Photo Courtesy: Instagram, @TheVortexSwim
Lecomte carries trash found on day 11.

Lecomte explains that there is far less performance pressure for The Vortex Swim: “I am not swimming from point A to point B, but swimming through areas of scientific interests.” Scientific partners of The Vortex Swim will analyze the samples and data collected, which will add to the common knowledge of plastic and synthetic fiber pollution in the ocean. According to Lecomte, synthetic micro fibers pose the biggest threat to the next generation. “We are beginning to study the negative impact of synthetic microfibers on human life. Each one of us can make that choice by washing less and seeking natural fiber alternatives,” he shares.

Save Our Oceans


Photo Courtesy: Instagram, @TheVortexSwim
Lecomte cleaning micro plastics from the the sand in Hawaii before departure.

In regards to cleaning up the garbage found throughout The Vortex Swim, Lecomte has an interesting response.

“I think trying to deploy a massive solution to clean up the ocean is the wrong approach. We need to limit the source of pollution. The solution is in our own hands. It is up to us to limit our plastic use, find other alternatives, and when we use plastics, make sure its not ending up in the ocean.” -Ben Lecomte


Photo Courtesy: Instagram, @TheVortexSwim
Lecomte finds a yellow crate along with a school of fish.

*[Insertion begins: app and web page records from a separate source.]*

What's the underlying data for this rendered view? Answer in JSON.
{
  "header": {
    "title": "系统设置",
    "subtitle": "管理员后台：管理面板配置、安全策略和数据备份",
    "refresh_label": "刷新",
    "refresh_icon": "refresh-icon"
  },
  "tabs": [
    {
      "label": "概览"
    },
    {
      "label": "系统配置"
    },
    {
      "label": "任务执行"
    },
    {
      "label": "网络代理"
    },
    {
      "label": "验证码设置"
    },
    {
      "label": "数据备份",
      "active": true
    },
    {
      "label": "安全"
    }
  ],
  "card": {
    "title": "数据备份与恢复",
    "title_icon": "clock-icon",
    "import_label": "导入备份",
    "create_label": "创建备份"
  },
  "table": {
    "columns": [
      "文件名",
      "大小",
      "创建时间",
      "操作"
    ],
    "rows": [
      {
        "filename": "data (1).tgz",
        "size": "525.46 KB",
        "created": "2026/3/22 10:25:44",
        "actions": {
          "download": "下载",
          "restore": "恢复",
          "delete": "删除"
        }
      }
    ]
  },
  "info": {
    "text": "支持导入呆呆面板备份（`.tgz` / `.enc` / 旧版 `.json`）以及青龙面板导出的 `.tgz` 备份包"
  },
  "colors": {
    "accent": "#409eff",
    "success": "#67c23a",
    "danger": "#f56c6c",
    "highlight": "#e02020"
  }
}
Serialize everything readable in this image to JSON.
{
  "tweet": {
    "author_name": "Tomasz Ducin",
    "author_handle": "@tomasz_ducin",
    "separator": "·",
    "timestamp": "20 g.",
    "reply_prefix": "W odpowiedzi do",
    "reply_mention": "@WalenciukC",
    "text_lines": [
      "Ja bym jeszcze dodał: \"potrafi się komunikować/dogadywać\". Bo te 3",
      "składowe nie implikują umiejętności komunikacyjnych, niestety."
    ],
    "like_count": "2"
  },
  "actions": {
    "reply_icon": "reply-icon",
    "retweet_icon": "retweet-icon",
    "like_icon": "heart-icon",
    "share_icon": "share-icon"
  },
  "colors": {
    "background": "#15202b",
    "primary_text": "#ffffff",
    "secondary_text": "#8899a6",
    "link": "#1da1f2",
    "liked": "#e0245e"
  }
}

The Great Pacific Garbage Patch is an environmental problem that has existed for way too long. Not only are the plastics destroying the wildlife and its surrounding habitat, but also the University of Hawaii at Manoa recently came to a starling discovery. According to their research, greenhouse gasses are emitted when plastics degrade in the sunlight. After testing seven different types of plastics, The Scientist reported, “All gave off methane and ethylene in the days after being exposed to sunlight, they found, but polyethylene, which is used to make plastic bags, was the worst offender.”

Limiting our plastic usage goes beyond saving the turtles – our entire planet is at risk. Climate change occurring naturally is already a massive issue to tackle. Now, we have to factor in all of the additional human implications. The Great Pacific Garbage Patch isn’t brought up enough in the environmental discussion. We need to accept responsibility for the problem we started and put an end to it. Even making the smallest changes to limit plastic use will make a huge difference if everyone takes part.


Photo Courtesy: Instagram, @TheVortexSwim
Trash found on the Oahu Coastline.

Lecomte wants to inspire people to change their daily habits to limit plastic use and hopes their actions will inspire others to follow. He has three suggestions that anyone can do to cut down plastic use. “Instead of single-use plastic bags, ask for paper. It’s even better to bring your own. If you need a straw, get a metal or paper one. Use a metal or reusable water bottle and refill it instead of buying a plastic one.”

Are you ready to become part of the solution?

Follow Lecomte and his crew’s journey through the live tracker, on Instagram @TheVortexSwim, or online at and

-All commentaries are the opinion of the author and do not necessarily reflect the views of Swimming World Magazine nor its staff.

1 comment

  1. avatar
    Jennifer Parks

    Bravo, Ben! We do need to keep paying attention to our use of plastics, especially those plastic bags! Thank you for reminding all of us! Keep up the great work, Ben.
    p.s. I live next to Lake Michigan, and we need to protect our lakes, too!